Do you veer on the forgetful side? Or have you ever gone on vacation only to come home to sad, droopy houseplants? You’ve found your match. Pothos won’t mind if you skip a week of watering. In fact, it’s better if you let the top 2 inches of soil dry down in between. When you do give it a drink, don’t hold back. While pothos won’t tolerate saturated soil (make sure your pot has drainage holes!), this unassuming evergreen certainly loves its H2O when it can get it, so be sure to water it thoroughly.
How To Feed Pothos
Low-maintenance pothos still appreciates a nutritious boost, so feed it monthly with an all-purpose plant food, such as Miracle-Gro® Indoor Plant Food. This will help to keep its vines nice and strong as they grow, and a rich shade of green. Think of it as a deep-conditioning treatment for long, flowing locks of foliage.
How To Prune Pothos
Pruning pothos is important for maintaining the overall aesthetic of your plant. Vines tend to get scraggly as they grow, so don’t hesitate to cut any that aren’t looking their best. Using clean scissors or your hands, snip it off at a node (the point where leaves meet the stem). From there, a fresh new vine will start. Remove any dead or weak-looking leaves, as well as vines with no leaves. If you’ve decided your pothos looks better with long, flowing vines (ooh la la!), swap pruning for time spent carefully untangling any vines that are becoming knotted instead.
How To Grow More Pothos
After you’ve pruned your pothos, use those cuttings to grow even more of this leafy delight. Propagating pothos is, you guessed it, easy! Make sure you have at least 4 inches of stem with leaves on it, and place it in a glass jar filled with water. You can also put it in a container with a rooting medium, such as a mixture of sand and Miracle-Gro® Perlite. Leave it in a well-lit area, and new roots will develop in just a few weeks. But give your plant baby another month or so before transplanting it to a container with potting soil.
How to Tackle Yellow Leaves
Despite being relatively fuss-free, you may need to tackle yellow leaves on your pothos from time to time. The most likely culprit? Too much sun. Until they invent SPF for plants, try relocating your pothos to a shadier spot to see if it improves. You may also be overfertilizing (the leaves will look scorched with spots) or overwatering (the leaves will look kind of pillowy). Fungus or bacteria are also possibilities, but begin your troubleshooting by re-examining your care strategies.

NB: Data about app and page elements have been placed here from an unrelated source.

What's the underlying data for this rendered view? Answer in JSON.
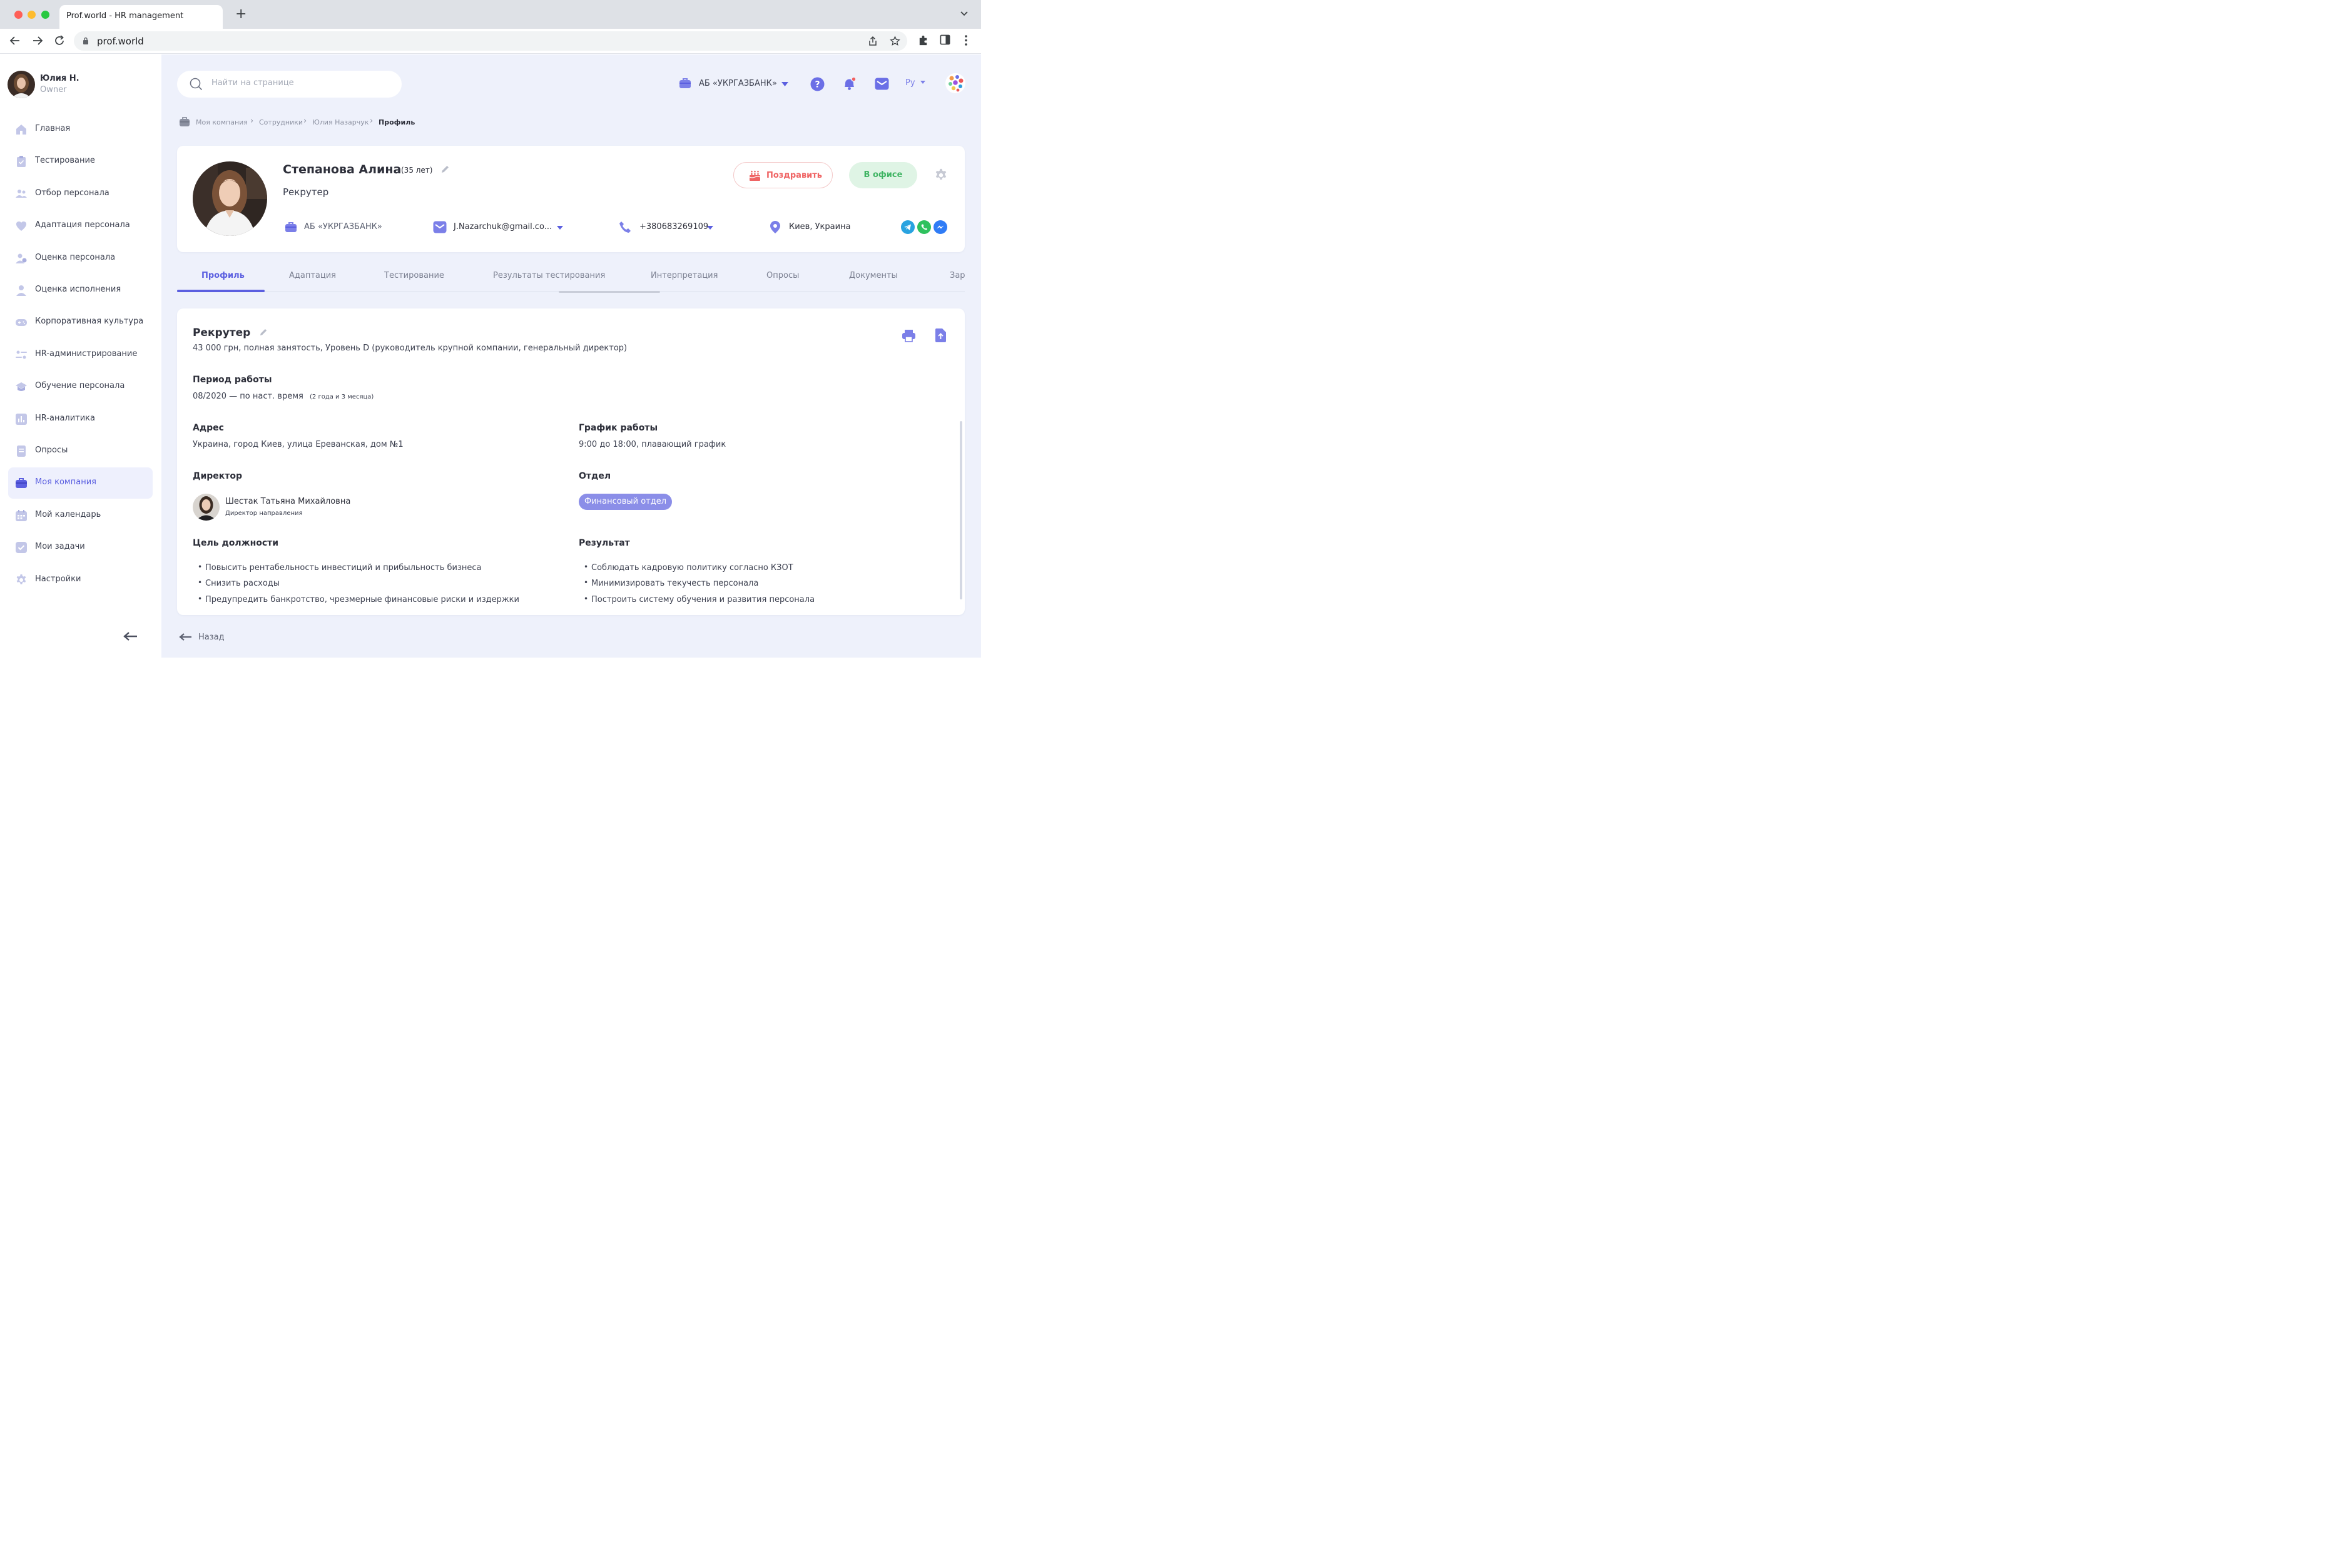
{
  "browser": {
    "tab_title": "Prof.world  - HR management",
    "url": "prof.world"
  },
  "user": {
    "name": "Юлия Н.",
    "role": "Owner"
  },
  "sidebar": {
    "items": [
      {
        "label": "Главная",
        "icon": "home-icon"
      },
      {
        "label": "Тестирование",
        "icon": "clipboard-icon"
      },
      {
        "label": "Отбор персонала",
        "icon": "people-icon"
      },
      {
        "label": "Адаптация персонала",
        "icon": "heart-icon"
      },
      {
        "label": "Оценка персонала",
        "icon": "user-check-icon"
      },
      {
        "label": "Оценка исполнения",
        "icon": "user-icon"
      },
      {
        "label": "Корпоративная культура",
        "icon": "gamepad-icon"
      },
      {
        "label": "HR-администрирование",
        "icon": "sliders-icon"
      },
      {
        "label": "Обучение персонала",
        "icon": "graduation-cap-icon"
      },
      {
        "label": "HR-аналитика",
        "icon": "bar-chart-icon"
      },
      {
        "label": "Опросы",
        "icon": "document-icon"
      },
      {
        "label": "Моя компания",
        "icon": "briefcase-icon",
        "active": true
      },
      {
        "label": "Мой календарь",
        "icon": "calendar-icon"
      },
      {
        "label": "Мои задачи",
        "icon": "checkbox-icon"
      },
      {
        "label": "Настройки",
        "icon": "gear-icon"
      }
    ]
  },
  "header": {
    "search_placeholder": "Найти на странице",
    "company": "АБ «УКРГАЗБАНК»",
    "language": "Ру"
  },
  "breadcrumb": {
    "items": [
      "Моя компания",
      "Сотрудники",
      "Юлия Назарчук"
    ],
    "current": "Профиль"
  },
  "profile": {
    "name": "Степанова Алина",
    "age": "(35 лет)",
    "position": "Рекрутер",
    "congrats_label": "Поздравить",
    "status_label": "В офисе",
    "company": "АБ «УКРГАЗБАНК»",
    "email": "J.Nazarchuk@gmail.co...",
    "phone": "+380683269109",
    "location": "Киев, Украина"
  },
  "tabs": [
    {
      "label": "Профиль",
      "active": true
    },
    {
      "label": "Адаптация"
    },
    {
      "label": "Тестирование"
    },
    {
      "label": "Результаты тестирования"
    },
    {
      "label": "Интерпретация"
    },
    {
      "label": "Опросы"
    },
    {
      "label": "Документы"
    },
    {
      "label": "Зар"
    }
  ],
  "details": {
    "title": "Рекрутер",
    "subtitle": "43 000 грн, полная занятость, Уровень D (руководитель крупной компании, генеральный директор)",
    "period_heading": "Период работы",
    "period": "08/2020 — по наст. время",
    "period_duration": "(2 года и 3 месяца)",
    "address_heading": "Адрес",
    "address": "Украина, город Киев, улица Ереванская, дом №1",
    "schedule_heading": "График работы",
    "schedule": "9:00 до 18:00, плавающий график",
    "director_heading": "Директор",
    "director_name": "Шестак Татьяна Михайловна",
    "director_role": "Директор направления",
    "department_heading": "Отдел",
    "department": "Финансовый отдел",
    "goal_heading": "Цель должности",
    "goals": [
      "Повысить рентабельность инвестиций и прибыльность бизнеса",
      "Снизить расходы",
      "Предупредить банкротство, чрезмерные финансовые риски и издержки"
    ],
    "result_heading": "Результат",
    "results": [
      "Соблюдать кадровую политику согласно КЗОТ",
      "Минимизировать текучесть персонала",
      "Построить систему обучения и развития персонала"
    ]
  },
  "back_label": "Назад",
  "colors": {
    "accent": "#5b5fe0",
    "main_bg": "#eef1fb",
    "congrats": "#ef6464",
    "office_green": "#3fb463",
    "badge": "#8b8ee8"
  }
}
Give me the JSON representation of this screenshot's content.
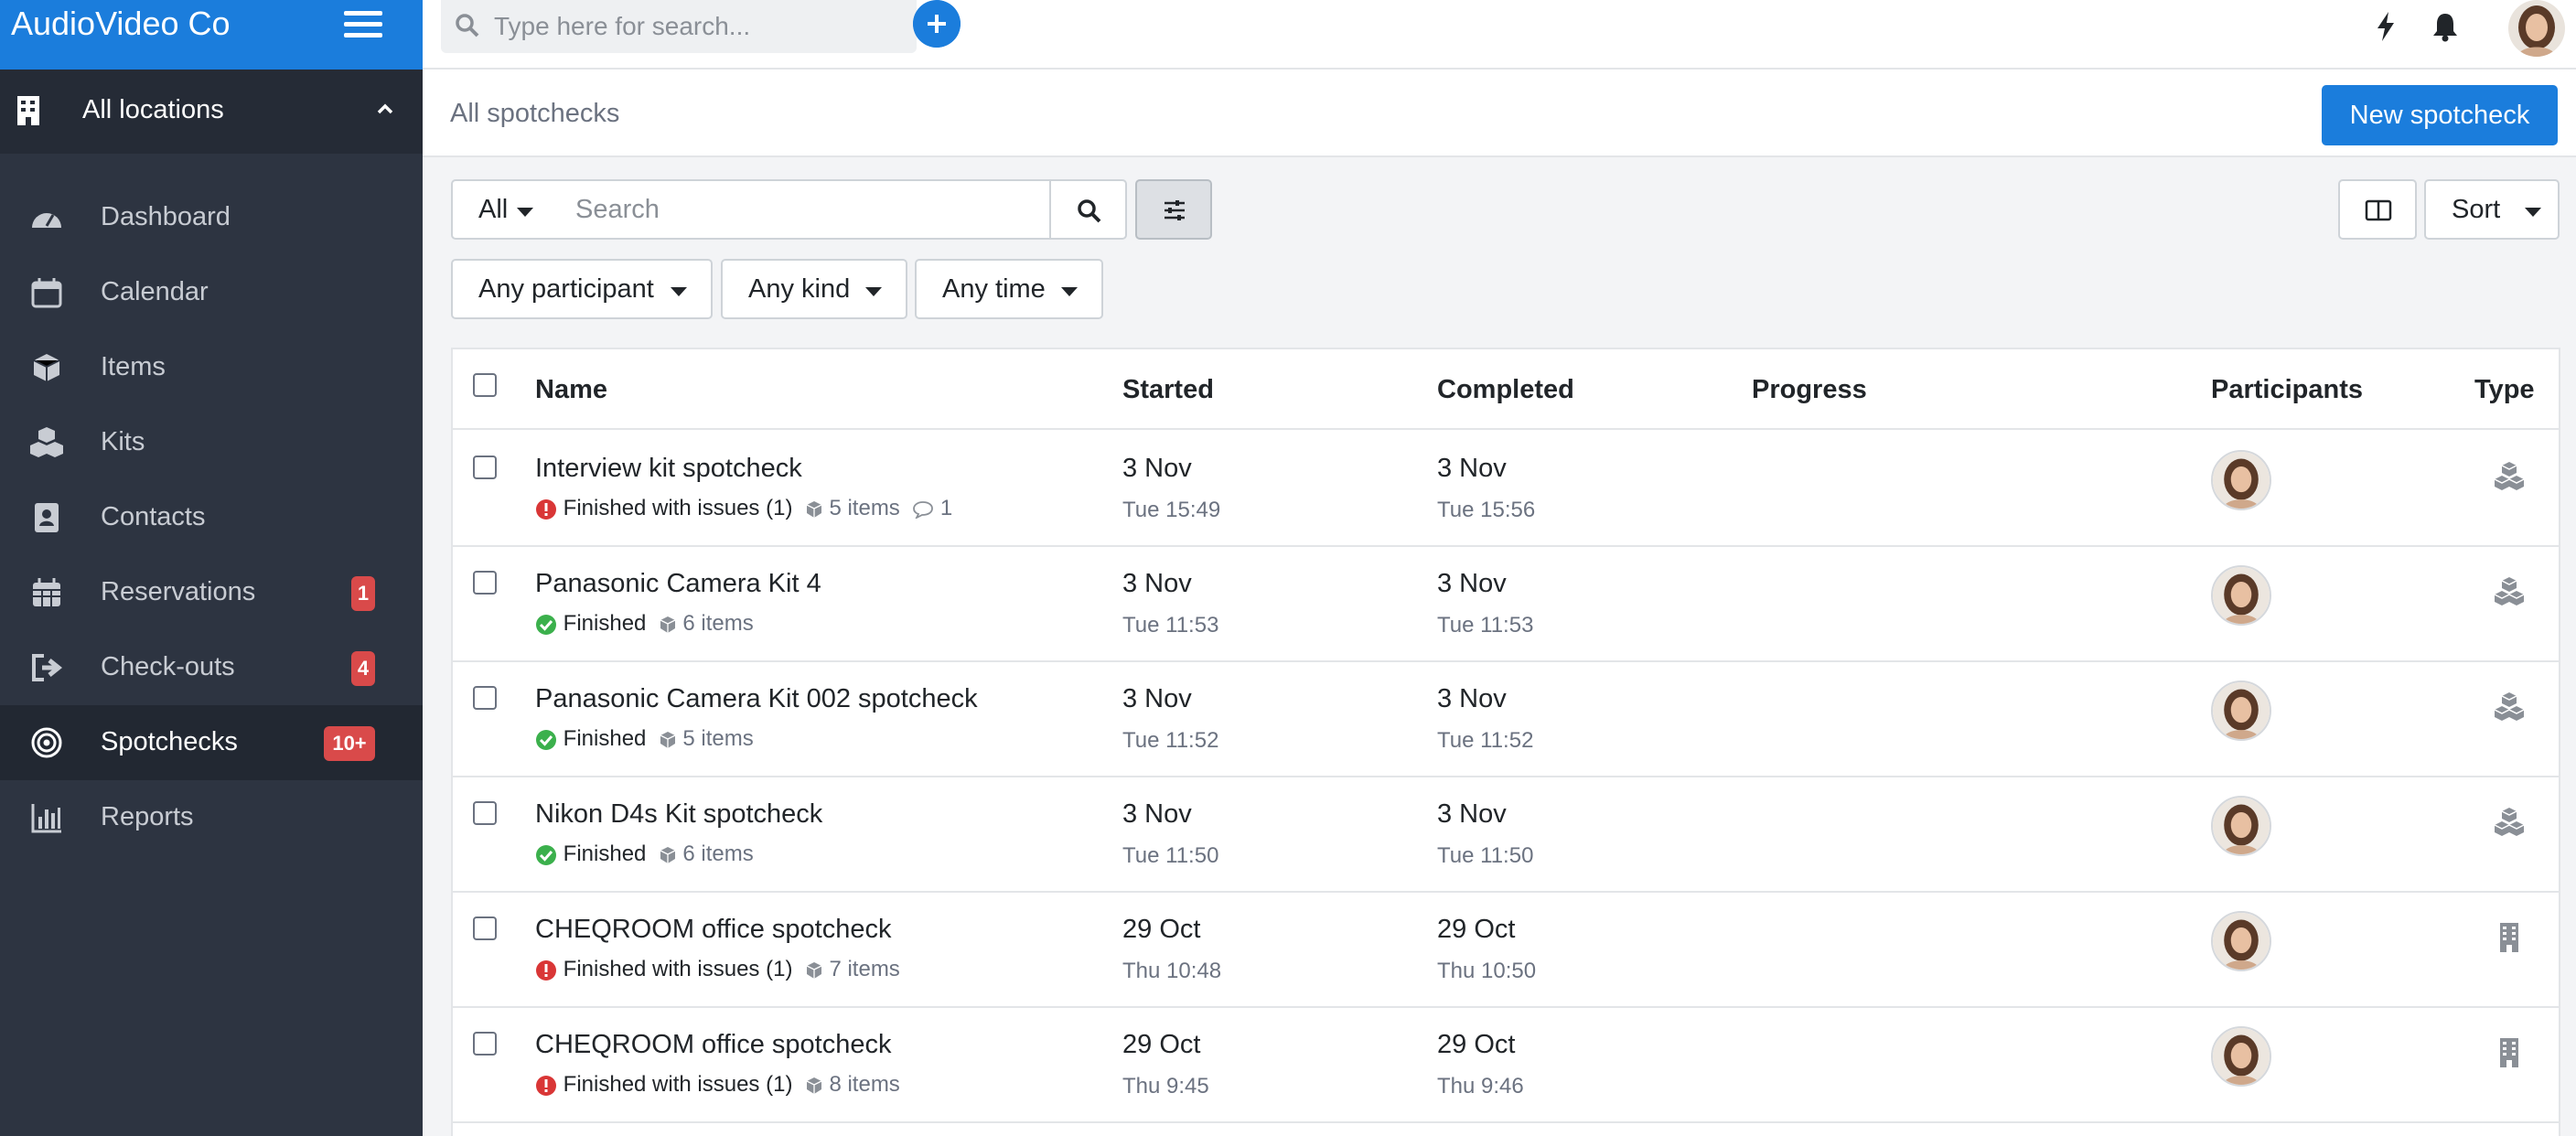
{
  "sidebar": {
    "brand": "AudioVideo Co",
    "location": "All locations",
    "items": [
      {
        "label": "Dashboard",
        "icon": "dashboard-icon"
      },
      {
        "label": "Calendar",
        "icon": "calendar-icon"
      },
      {
        "label": "Items",
        "icon": "cube-icon"
      },
      {
        "label": "Kits",
        "icon": "cubes-icon"
      },
      {
        "label": "Contacts",
        "icon": "contact-book-icon"
      },
      {
        "label": "Reservations",
        "icon": "calendar-grid-icon",
        "badge": "1"
      },
      {
        "label": "Check-outs",
        "icon": "sign-out-icon",
        "badge": "4"
      },
      {
        "label": "Spotchecks",
        "icon": "target-icon",
        "badge": "10+",
        "active": true
      },
      {
        "label": "Reports",
        "icon": "bar-chart-icon"
      }
    ]
  },
  "topbar": {
    "search_placeholder": "Type here for search..."
  },
  "header": {
    "breadcrumb": "All spotchecks",
    "new_button": "New spotcheck"
  },
  "filters": {
    "scope": "All",
    "search_placeholder": "Search",
    "participant": "Any participant",
    "kind": "Any kind",
    "time": "Any time",
    "sort": "Sort"
  },
  "table": {
    "columns": {
      "name": "Name",
      "started": "Started",
      "completed": "Completed",
      "progress": "Progress",
      "participants": "Participants",
      "type": "Type"
    },
    "rows": [
      {
        "name": "Interview kit spotcheck",
        "status": "Finished with issues (1)",
        "status_kind": "issues",
        "items": "5 items",
        "comments": "1",
        "started_date": "3 Nov",
        "started_time": "Tue 15:49",
        "completed_date": "3 Nov",
        "completed_time": "Tue 15:56",
        "type_icon": "kit-icon"
      },
      {
        "name": "Panasonic Camera Kit 4",
        "status": "Finished",
        "status_kind": "ok",
        "items": "6 items",
        "comments": "",
        "started_date": "3 Nov",
        "started_time": "Tue 11:53",
        "completed_date": "3 Nov",
        "completed_time": "Tue 11:53",
        "type_icon": "kit-icon"
      },
      {
        "name": "Panasonic Camera Kit 002 spotcheck",
        "status": "Finished",
        "status_kind": "ok",
        "items": "5 items",
        "comments": "",
        "started_date": "3 Nov",
        "started_time": "Tue 11:52",
        "completed_date": "3 Nov",
        "completed_time": "Tue 11:52",
        "type_icon": "kit-icon"
      },
      {
        "name": "Nikon D4s Kit spotcheck",
        "status": "Finished",
        "status_kind": "ok",
        "items": "6 items",
        "comments": "",
        "started_date": "3 Nov",
        "started_time": "Tue 11:50",
        "completed_date": "3 Nov",
        "completed_time": "Tue 11:50",
        "type_icon": "kit-icon"
      },
      {
        "name": "CHEQROOM office spotcheck",
        "status": "Finished with issues (1)",
        "status_kind": "issues",
        "items": "7 items",
        "comments": "",
        "started_date": "29 Oct",
        "started_time": "Thu 10:48",
        "completed_date": "29 Oct",
        "completed_time": "Thu 10:50",
        "type_icon": "building-icon"
      },
      {
        "name": "CHEQROOM office spotcheck",
        "status": "Finished with issues (1)",
        "status_kind": "issues",
        "items": "8 items",
        "comments": "",
        "started_date": "29 Oct",
        "started_time": "Thu 9:45",
        "completed_date": "29 Oct",
        "completed_time": "Thu 9:46",
        "type_icon": "building-icon"
      }
    ]
  },
  "colors": {
    "accent": "#1b7ddc",
    "sidebar_bg": "#2d3441",
    "badge": "#d94a4a",
    "ok": "#3bb04c",
    "issue": "#d93636"
  }
}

Pothos is a wonderful entry-level indoor plant and ideal for forgetful gardeners. This carefree houseplant will thrive in almost any room that needs a touch of green. Just give it a little love every once in a while, and your pothos will be perfectly happy. If only everything were that easy!